A clear line meanders through space, losing speed and direction until it shifts shape, becoming a cloud on a page. Core Sample: Open Sessions 13 explores drawn marks as a way to locate place on a sheet of paper or to suggest the expanse of geospatial time travel. Symbolic gestures borrowed from mythic worlds alongside references to the everyday offer insight into the artists’ varied traditions, identities, and cultures. Core Sample: Open Sessions 13 features the work of Alex Callender, Liz Collins, Dennis RedMoon Darkeem, Zatara McIntyre, Johanna Unzueta, and Cosmo Whyte.

Core Sample is one of five exhibitions presented in The Lab between October 2018 and December 2019 as part of the third cycle of The Drawing Centers Open Sessions program. These thematic group shows are conceived and organized by Rosario Güiraldes and Lisa Sigal, Open Sessions Curators, together with participating artists. In the second year of the program cycle, Open Sessions Curators also organize a full-museum exhibition to which all Open Sessions artists contribute work that best manifests and/or expands the meaning and relevance of drawing today.

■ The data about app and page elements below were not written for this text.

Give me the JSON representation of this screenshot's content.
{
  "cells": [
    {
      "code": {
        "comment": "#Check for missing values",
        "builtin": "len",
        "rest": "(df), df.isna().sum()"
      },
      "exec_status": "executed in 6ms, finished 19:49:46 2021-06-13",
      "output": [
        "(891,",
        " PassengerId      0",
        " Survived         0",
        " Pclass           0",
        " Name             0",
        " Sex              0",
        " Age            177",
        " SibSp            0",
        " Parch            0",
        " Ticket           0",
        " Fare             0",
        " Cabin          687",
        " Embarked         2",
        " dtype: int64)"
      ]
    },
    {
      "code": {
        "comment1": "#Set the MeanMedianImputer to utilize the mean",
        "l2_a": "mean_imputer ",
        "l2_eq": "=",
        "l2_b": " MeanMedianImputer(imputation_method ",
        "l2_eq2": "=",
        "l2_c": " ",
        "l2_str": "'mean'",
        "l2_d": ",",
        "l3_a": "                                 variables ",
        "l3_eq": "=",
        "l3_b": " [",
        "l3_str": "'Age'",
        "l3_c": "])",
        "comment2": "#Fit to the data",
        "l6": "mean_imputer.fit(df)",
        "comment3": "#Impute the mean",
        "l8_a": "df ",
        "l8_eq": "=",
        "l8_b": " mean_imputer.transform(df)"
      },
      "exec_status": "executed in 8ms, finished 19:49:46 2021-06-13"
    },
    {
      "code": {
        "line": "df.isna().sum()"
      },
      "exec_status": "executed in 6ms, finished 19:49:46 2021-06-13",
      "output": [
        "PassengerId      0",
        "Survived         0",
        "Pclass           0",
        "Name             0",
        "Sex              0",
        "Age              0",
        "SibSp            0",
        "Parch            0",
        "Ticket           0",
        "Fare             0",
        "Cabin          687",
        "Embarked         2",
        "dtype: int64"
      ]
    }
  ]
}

Alex Callender lives and works in Northampton, Massachusetts. Her studio practice explores the intersections of myth, identity, and material culture. Through the visual forms of historical narrative, speculative fiction, and repurposed colonial imagery, Callender considers issues of gender, hybridity, and environmental instability. She has exhibited both nationally and internationally, and has completed studio-based residencies with the Lower Manhattan Cultural Council, The Vermont Studio Center, Urban Glass, DRAWinternational, and the BAU Institute in France.

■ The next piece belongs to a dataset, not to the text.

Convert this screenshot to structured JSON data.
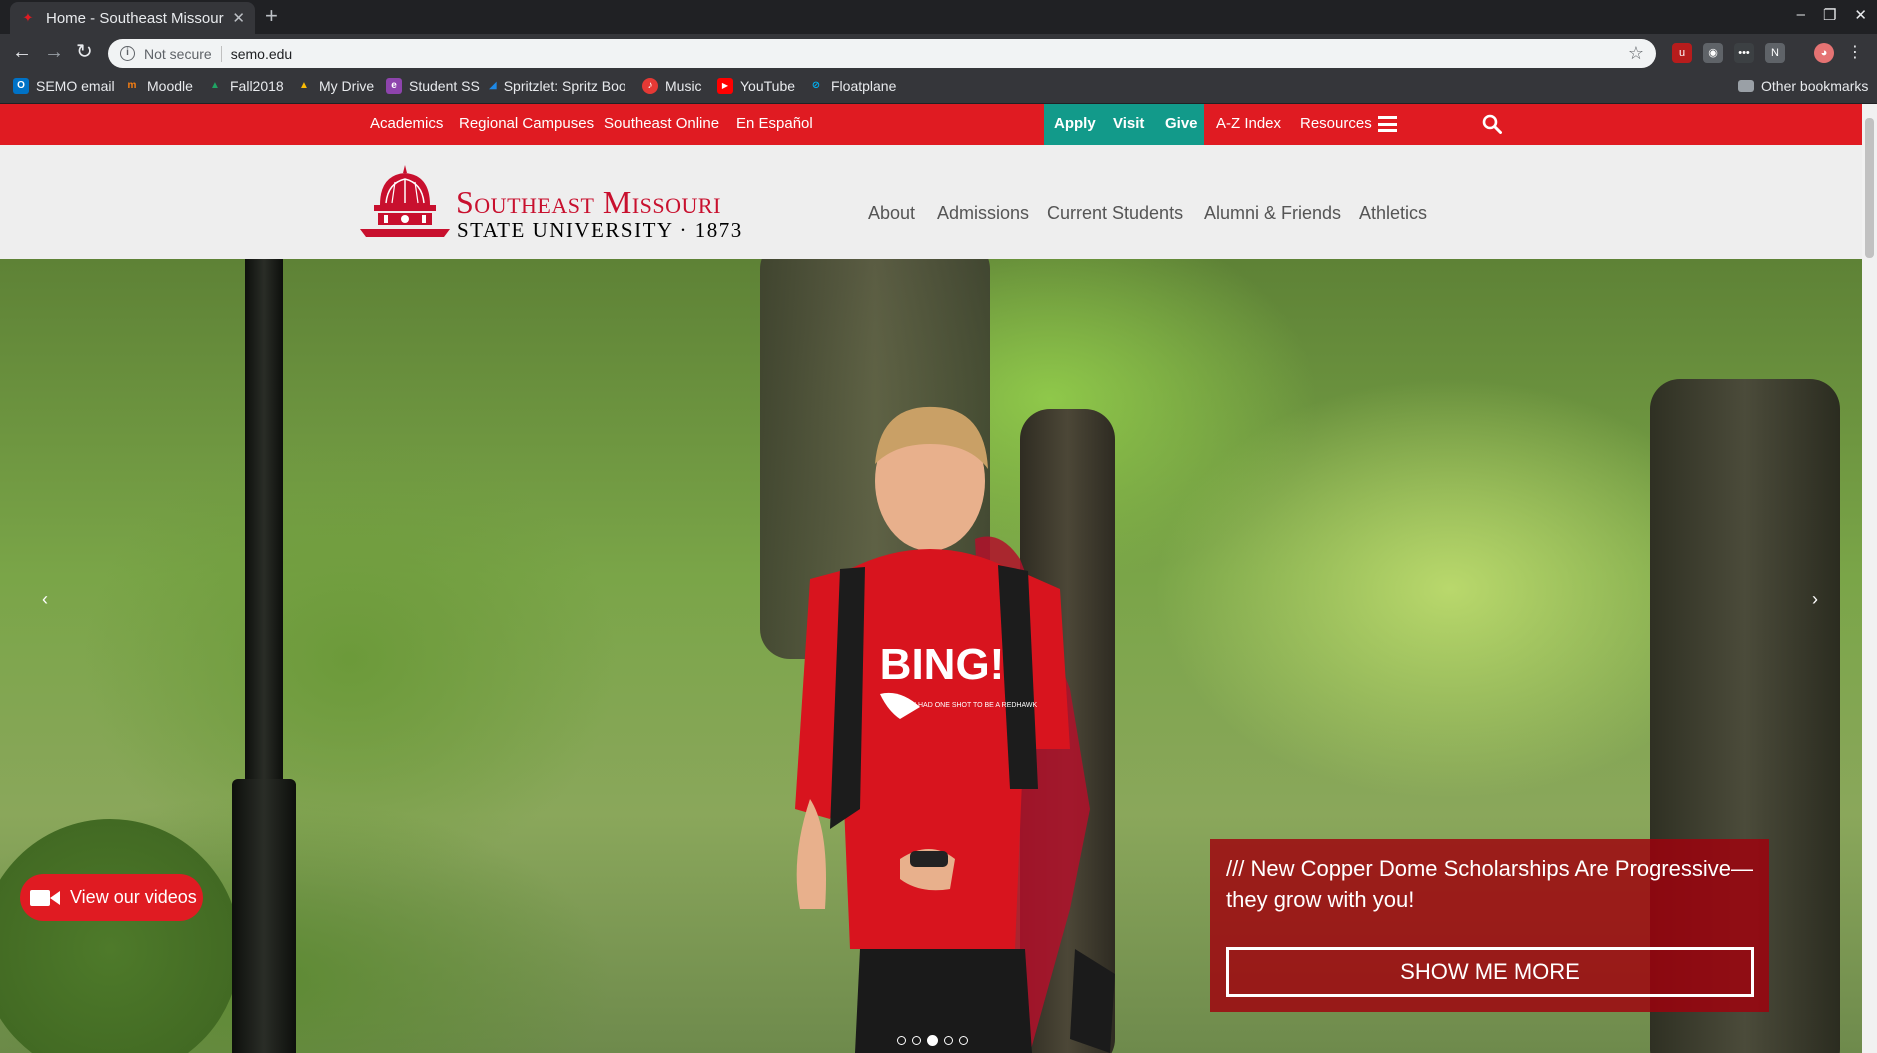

Liz Collins lives and works in Brooklyn, New York. Collins is known for her diverse work in textiles and has, for over two decades, moved fluidly between fields and formats including fashion, craft, performance, and design. Collins’ multimedia installations and textile works have been featured in museums and galleries nationally and internationally, including the Tang Museum in Saratoga Springs and the Museum of Arts and Design in New York; as well as group exhibitions at ICA/Boston, the FIT Museum, Leslie-Lohman Museum of Gay and Lesbian Art, MoMA, and the New Museum.

Dennis RedMoon Darkeem is a multimedia artist based in the South Bronx, New York, who creates work based on the familiar objects that he sees in his daily travels, discovering elements in architecture and among everyday items found within the home. Darkeem ultimately sets out to express a meaningful story about events in his own life as well as in the lives of others in the communities in which he works. His multimedia works allow for great versatility and a rich viewer experience as the eye uncovers the multiple layers.

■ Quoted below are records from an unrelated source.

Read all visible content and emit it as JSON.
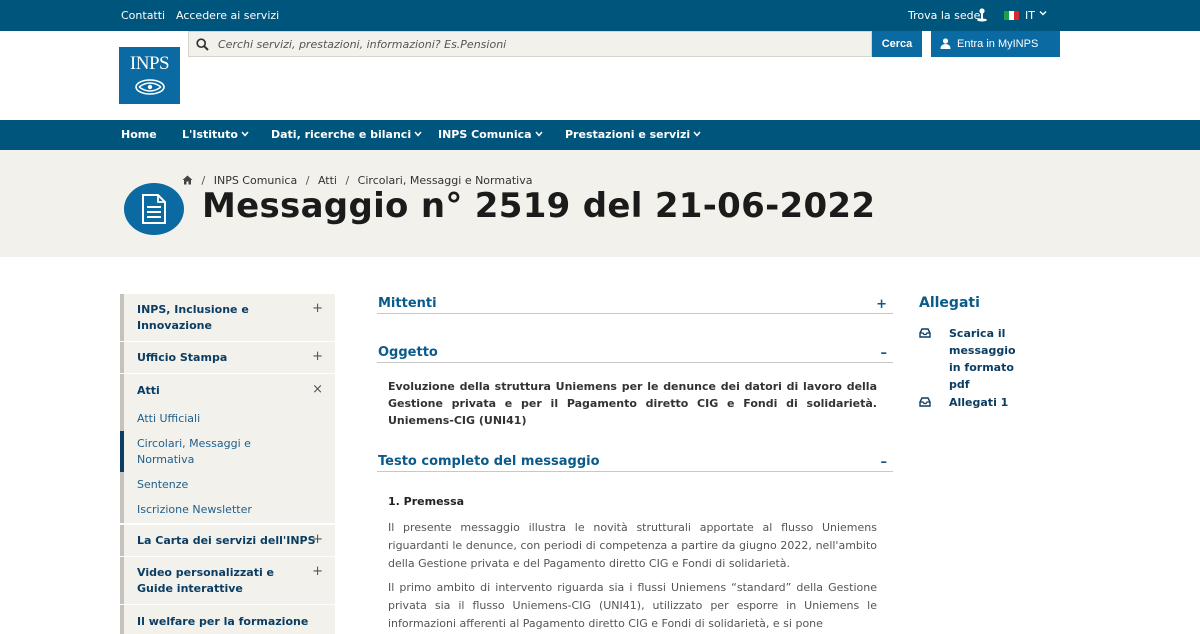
{
  "topbar": {
    "contatti": "Contatti",
    "accedere": "Accedere ai servizi",
    "trova_sede": "Trova la sede",
    "language": "IT"
  },
  "header": {
    "logo_text": "INPS",
    "search_placeholder": "Cerchi servizi, prestazioni, informazioni? Es.Pensioni",
    "search_button": "Cerca",
    "login_button": "Entra in MyINPS"
  },
  "nav": {
    "items": [
      {
        "label": "Home"
      },
      {
        "label": "L'Istituto"
      },
      {
        "label": "Dati, ricerche e bilanci"
      },
      {
        "label": "INPS Comunica"
      },
      {
        "label": "Prestazioni e servizi"
      }
    ]
  },
  "breadcrumb": [
    "INPS Comunica",
    "Atti",
    "Circolari, Messaggi e Normativa"
  ],
  "page": {
    "title": "Messaggio n° 2519 del 21-06-2022"
  },
  "sidebar": {
    "items": [
      {
        "label": "INPS, Inclusione e Innovazione",
        "toggle": "+"
      },
      {
        "label": "Ufficio Stampa",
        "toggle": "+"
      },
      {
        "label": "Atti",
        "toggle": "×"
      },
      {
        "label": "La Carta dei servizi dell'INPS",
        "toggle": "+"
      },
      {
        "label": "Video personalizzati e Guide interattive",
        "toggle": "+"
      },
      {
        "label": "Il welfare per la formazione"
      }
    ],
    "subitems": [
      {
        "label": "Atti Ufficiali"
      },
      {
        "label": "Circolari, Messaggi e Normativa"
      },
      {
        "label": "Sentenze"
      },
      {
        "label": "Iscrizione Newsletter"
      }
    ]
  },
  "sections": {
    "mittenti": {
      "label": "Mittenti",
      "toggle": "+"
    },
    "oggetto": {
      "label": "Oggetto",
      "toggle": "–",
      "text": "Evoluzione della struttura Uniemens per le denunce dei datori di lavoro della Gestione privata e per il Pagamento diretto CIG e Fondi di solidarietà. Uniemens-CIG (UNI41)"
    },
    "testo": {
      "label": "Testo completo del messaggio",
      "toggle": "–"
    }
  },
  "content": {
    "heading": "1. Premessa",
    "paragraphs": [
      "Il presente messaggio illustra le novità strutturali apportate al flusso Uniemens riguardanti le denunce, con periodi di competenza a partire da giugno 2022, nell'ambito della Gestione privata e del Pagamento diretto CIG e Fondi di solidarietà.",
      "Il primo ambito di intervento riguarda sia i flussi Uniemens “standard” della Gestione privata sia il flusso Uniemens-CIG (UNI41), utilizzato per esporre in Uniemens le informazioni afferenti al Pagamento diretto CIG e Fondi di solidarietà, e si pone"
    ]
  },
  "allegati": {
    "title": "Allegati",
    "items": [
      {
        "label": "Scarica il messaggio in formato pdf"
      },
      {
        "label": "Allegati 1"
      }
    ]
  },
  "colors": {
    "primary_dark": "#00557d",
    "primary": "#0a6aa1",
    "band_bg": "#f2f1ec"
  }
}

Zatara McIntyre lives and works in Brooklyn, New York. McIntyre’s art on paper originates from an impulse to examine the ways in which hybridity and culture manifest through black womanhood. She often utilizes contradictory symbols of deified mythological figures to subvert patriarchal systems of power. Her recent artworks examine the extent to which evocations of female power can perform in an imagined space. She recently attended Skowhegan School of Painting & Sculpture after earning an MFA at Hunter College.

Johanna Unzueta lives and works in Brooklyn, New York. Her drawing practice in fiber and natural materials often references biological observations of life, plants and the sciences, textiles and architecture, trace, and vibrational fields that are more metaphysical than material.

Cosmo Whyte is a multi-disciplinary artist who employs drawing, performance, and sculpture to create conceptual work that explores how notions of identity are disrupted by migration. The Atlanta-based, Jamaican-born artist has shown extensively in the United States and internationally. Recognitions include the Forward Art emerging artist of the year award, the International Sculpture Center’s Outstanding Student Achievement in Contemporary Sculpture Award, Artadia Award, and MOCA GA Working Artist Project award.

Open Sessions artists 2018–2020: Joeun Aatchim; Kenseth Armstead; Bahar Behbahani; Keren Benbenisty; Katarina Burin; Esteban Cabeza de Baca; Alexis Callender; Crystal Z Campbell; Ludovica Carbotta; Jesse Chun; Liz Collins; Mike Crane; Dennis Darkeem; Theodore Darst; Billy and Steven Dufala; Jonathan Ehrenberg; Carolina Fusilier; Rachel Granofsky; LaMont Hamilton; Kunlin He; Victoria Keddie; Young Joo Lee; Lux Lindner; Sharon Madanes; Guadalupe Maravilla; Zatara McIntyre; Ester Partegas; Omid Shekari; Tariku Shiferaw; Johanna Unzueta; Cosmo Whyte.

Open Sessions is made possible by the Horace W. Goldsmith Foundation, The Helen Frankenthaler Foundation, the Evelyn Toll Family Foundation, and, in part, by public funds from the New York City Department of Cultural Affairs, in partnership with the City Council.